• CFO Larry Cash spent $181,800 on 10,000 options.
• Executive Vice President and Secretary Rachel Seifert spent almost $91,000 to exercise 5,000 options that would have expired in 2019.
Shares of CHS (Ticker: CYH) have done little since plummeting following Smith & Co.'s warning. They closed Friday trading at $28.04 and are off nearly 50 percent year to date.
Two more analysts tracking Community Health Systems have formally reacted to the company's profit warning last week. Most notably, Ana Gupte at Leerink Partners has slashed her price target for the hospital owner to $33, less than half the $75 she had expected CHS to reach in the coming year. She now rates CHS at 'market perform' instead of 'outperform' and says, among other things, that there is little sign medical cost trends will reverse themselves soon.
Over at Robert W. Baird, veteran analyst Whit Mayo has lowered his CHS rating from 'outperform' to 'neutral.' Mayo's new target for the Franklin-based company is $32, which is 15 percent above where the stock (Ticker: CYH) was changing hands in early Tuesday trading.

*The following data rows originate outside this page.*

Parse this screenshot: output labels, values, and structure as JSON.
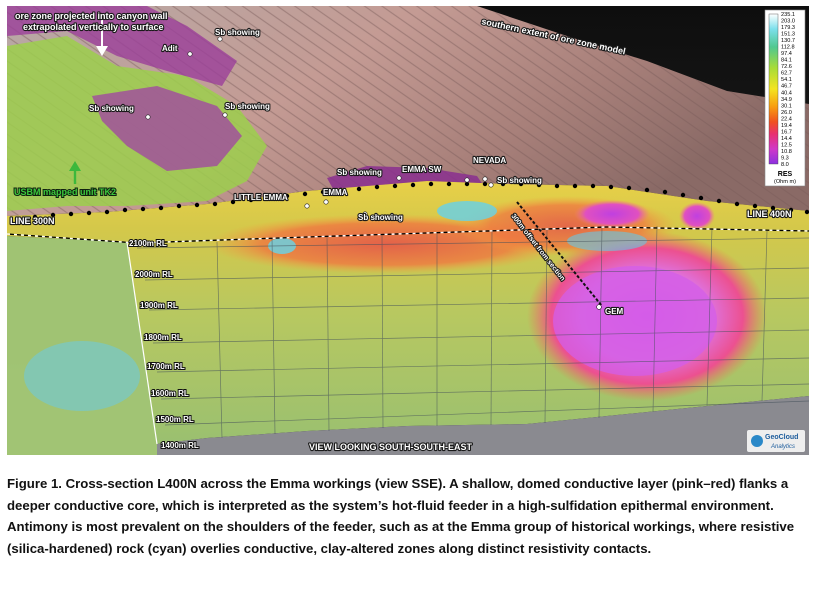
{
  "figure": {
    "labels": {
      "ore_zone_line1": "ore zone projected into canyon wall",
      "ore_zone_line2": "extrapolated vertically to surface",
      "southern_extent": "southern extent of ore zone model",
      "adit": "Adit",
      "sb_showing_top": "Sb showing",
      "sb_showing_left": "Sb showing",
      "sb_showing_mid": "Sb showing",
      "sb_showing_a": "Sb showing",
      "sb_showing_b": "Sb showing",
      "sb_showing_c": "Sb showing",
      "emma_sw": "EMMA SW",
      "nevada": "NEVADA",
      "little_emma": "LITTLE EMMA",
      "emma": "EMMA",
      "usbm_unit": "USBM mapped unit TK2",
      "line_300n": "LINE 300N",
      "line_400n": "LINE 400N",
      "offset_note": "300m offset from section",
      "gem": "GEM",
      "view": "VIEW LOOKING SOUTH-SOUTH-EAST"
    },
    "elevation_labels": [
      "2100m RL",
      "2000m RL",
      "1900m RL",
      "1800m RL",
      "1700m RL",
      "1600m RL",
      "1500m RL",
      "1400m RL"
    ],
    "legend": {
      "title": "RES",
      "unit": "(Ohm m)",
      "values": [
        "235.1",
        "203.0",
        "179.3",
        "151.3",
        "130.7",
        "112.8",
        "97.4",
        "84.1",
        "72.6",
        "62.7",
        "54.1",
        "46.7",
        "40.4",
        "34.9",
        "30.1",
        "26.0",
        "22.4",
        "19.4",
        "16.7",
        "14.4",
        "12.5",
        "10.8",
        "9.3",
        "8.0"
      ],
      "colors": [
        "#ffffff",
        "#c8f4f4",
        "#8fe8ee",
        "#54d8e8",
        "#3cc8d4",
        "#4cc8a8",
        "#5cc878",
        "#7cd050",
        "#9cd83c",
        "#bce030",
        "#dce828",
        "#f4e820",
        "#f8d018",
        "#f8b010",
        "#f89010",
        "#f47018",
        "#f05020",
        "#ec3030",
        "#e83068",
        "#e034a0",
        "#d838c8",
        "#c438e0",
        "#a838e8",
        "#8c30e0"
      ]
    },
    "logo": {
      "line1": "GeoCloud",
      "line2": "Analytics"
    }
  },
  "caption": "Figure 1. Cross-section L400N across the Emma workings (view SSE). A shallow, domed conductive layer (pink–red) flanks a deeper conductive core, which is interpreted as the system’s hot-fluid feeder in a high-sulfidation epithermal environment. Antimony is most prevalent on the shoulders of the feeder, such as at the Emma group of historical workings, where resistive (silica-hardened) rock (cyan) overlies conductive, clay-altered zones along distinct resistivity contacts."
}
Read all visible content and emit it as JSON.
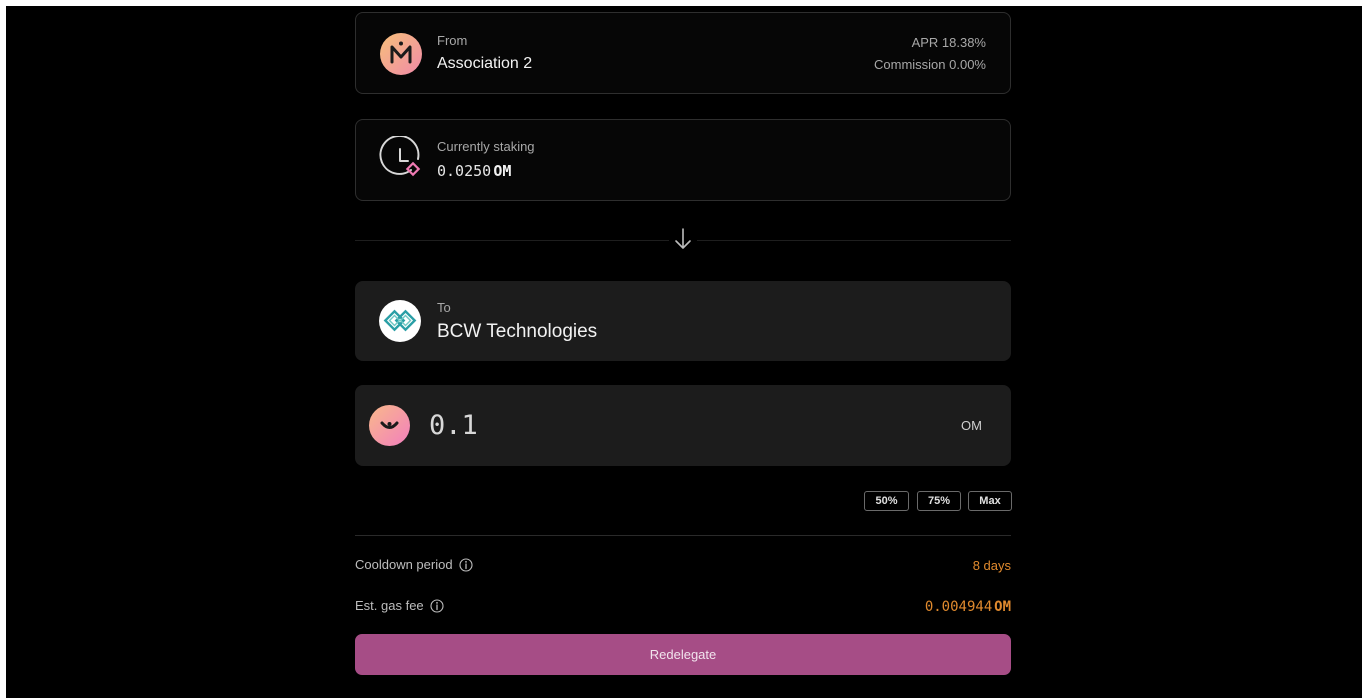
{
  "from_card": {
    "caption": "From",
    "validator_name": "Association 2",
    "apr": "APR 18.38%",
    "commission": "Commission 0.00%",
    "logo_icon": "validator-m-logo-icon"
  },
  "staking_card": {
    "caption": "Currently staking",
    "amount_digits": "0.0250",
    "amount_unit": "OM",
    "icon": "clock-stake-icon"
  },
  "divider": {
    "icon": "arrow-down-icon"
  },
  "to_card": {
    "caption": "To",
    "validator_name": "BCW Technologies",
    "logo_icon": "bcw-logo-icon"
  },
  "amount_input": {
    "value": "0.1",
    "unit": "OM",
    "token_icon": "om-token-icon"
  },
  "quick_amounts": [
    "50%",
    "75%",
    "Max"
  ],
  "details": {
    "cooldown_label": "Cooldown period",
    "cooldown_value": "8 days",
    "gas_label": "Est. gas fee",
    "gas_value_digits": "0.004944",
    "gas_value_unit": "OM"
  },
  "submit_button": {
    "label": "Redelegate"
  },
  "colors": {
    "accent_button": "#a64d86",
    "value_orange": "#e08a2e",
    "background": "#000000"
  }
}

Community Health Systems Chairman and CEO Wayne Smith is looking to send investors a message. Days after his team warned that third-quarter profits would be well below analysts' expectations — and the market lopped more than $1.5 billion off the company's market cap — Smith (pictured) on Monday spent more than $900,000 to exercise a batch of stock options that would have expired in 2019 and then held on to the resulting shares. The move took the 69-year-old's total direct and indirect holdings of Franklin-based CHS (Ticker: CYH) to nearly 1.8 million shares.
Smith's big option exercise came after his largest investor, hedge fund Glenview Capital, on Friday said it had trimmed its CHS stake by about 2 percent — for proceeds of nearly $8 million — the day before, when CHS plummeted by more than 30 percent. An interesting side note to that filing: Glenview on Thursday spent nearly $15 million to add to its holdings in Tenet Healthcare as that company, too, gave up a lot of ground.
POSTDATA: WARRANTY DEEDS